» **RECORDED DATA**
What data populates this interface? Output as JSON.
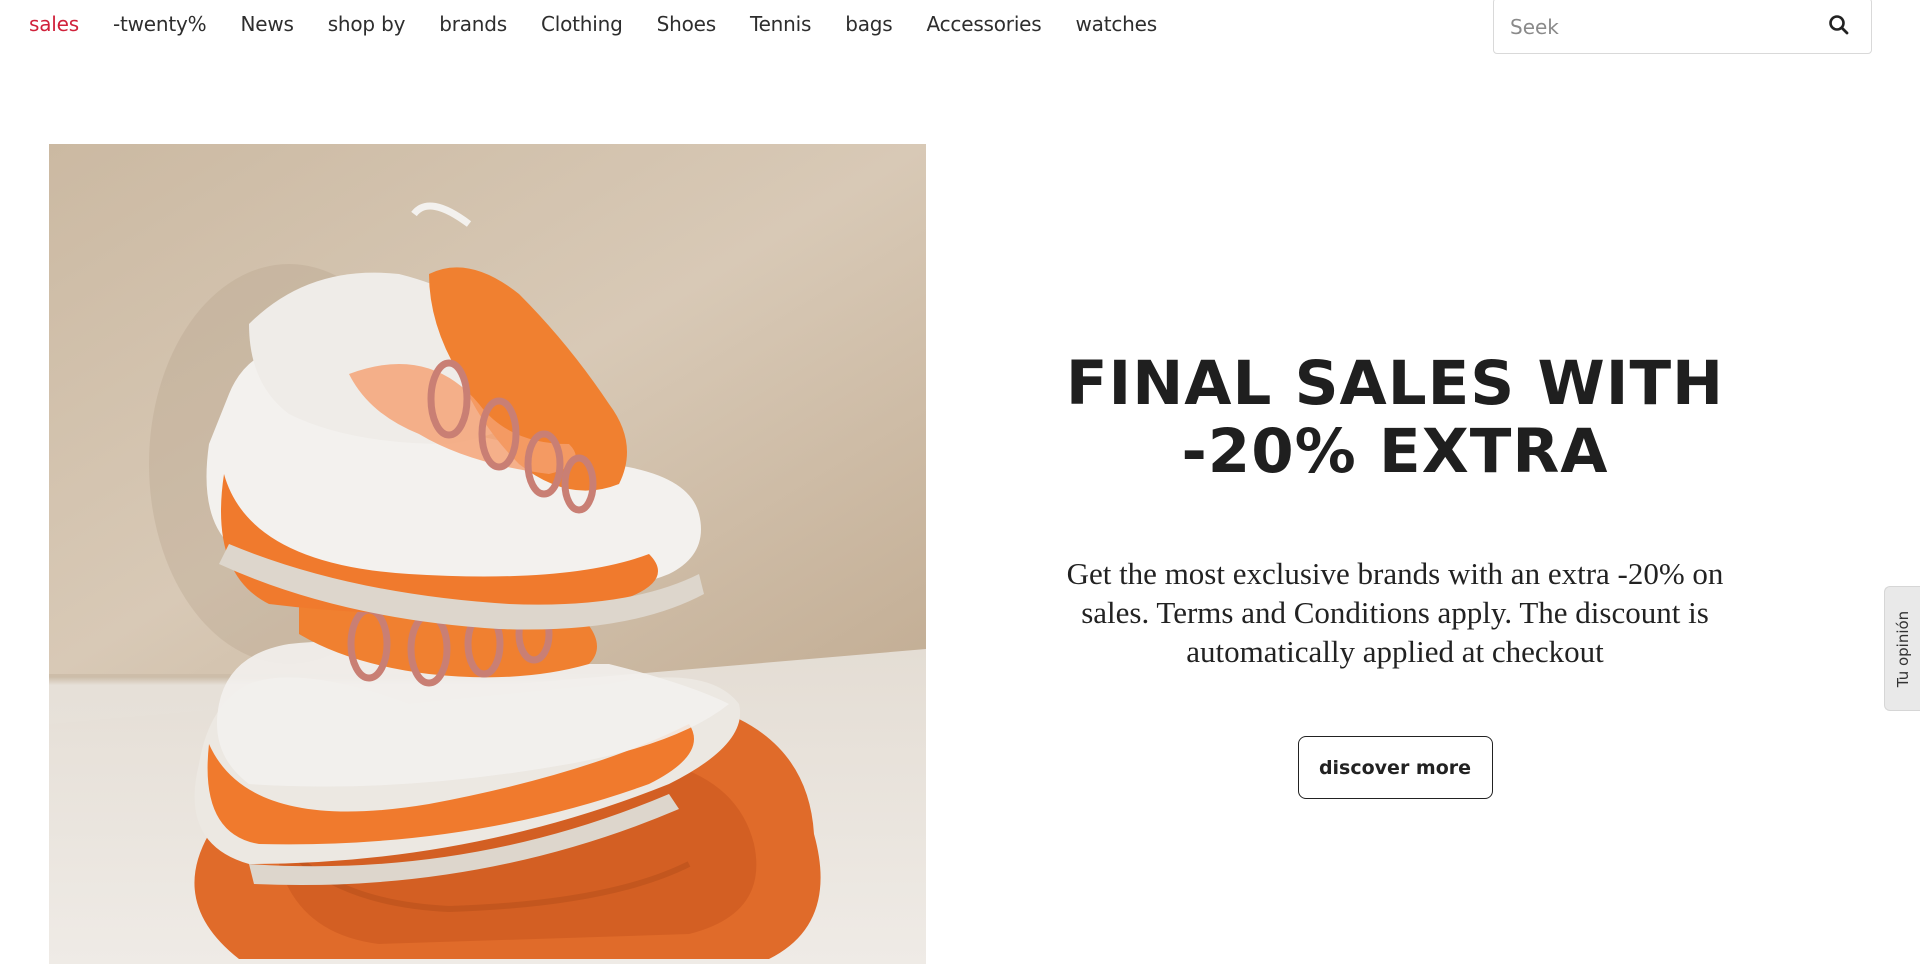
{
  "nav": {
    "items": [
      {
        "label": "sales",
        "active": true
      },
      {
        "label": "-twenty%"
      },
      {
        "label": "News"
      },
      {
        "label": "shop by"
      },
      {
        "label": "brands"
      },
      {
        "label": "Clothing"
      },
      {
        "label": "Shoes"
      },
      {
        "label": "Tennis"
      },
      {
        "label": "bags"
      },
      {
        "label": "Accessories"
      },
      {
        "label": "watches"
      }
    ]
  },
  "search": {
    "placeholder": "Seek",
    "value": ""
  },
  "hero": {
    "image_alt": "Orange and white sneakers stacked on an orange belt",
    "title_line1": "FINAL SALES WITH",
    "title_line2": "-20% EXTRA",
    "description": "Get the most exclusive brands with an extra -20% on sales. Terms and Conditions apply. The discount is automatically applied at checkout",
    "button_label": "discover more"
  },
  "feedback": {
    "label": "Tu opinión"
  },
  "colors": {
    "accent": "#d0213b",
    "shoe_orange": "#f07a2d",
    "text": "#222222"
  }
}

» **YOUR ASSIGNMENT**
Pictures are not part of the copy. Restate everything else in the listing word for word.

» **WRITTEN ANSWER**
What data populates this interface? Output as JSON.
{
  "nav": {
    "items": [
      {
        "label": "sales",
        "active": true
      },
      {
        "label": "-twenty%"
      },
      {
        "label": "News"
      },
      {
        "label": "shop by"
      },
      {
        "label": "brands"
      },
      {
        "label": "Clothing"
      },
      {
        "label": "Shoes"
      },
      {
        "label": "Tennis"
      },
      {
        "label": "bags"
      },
      {
        "label": "Accessories"
      },
      {
        "label": "watches"
      }
    ]
  },
  "search": {
    "placeholder": "Seek",
    "value": ""
  },
  "hero": {
    "image_alt": "Orange and white sneakers stacked on an orange belt",
    "title_line1": "FINAL SALES WITH",
    "title_line2": "-20% EXTRA",
    "description": "Get the most exclusive brands with an extra -20% on sales. Terms and Conditions apply. The discount is automatically applied at checkout",
    "button_label": "discover more"
  },
  "feedback": {
    "label": "Tu opinión"
  },
  "colors": {
    "accent": "#d0213b",
    "shoe_orange": "#f07a2d",
    "text": "#222222"
  }
}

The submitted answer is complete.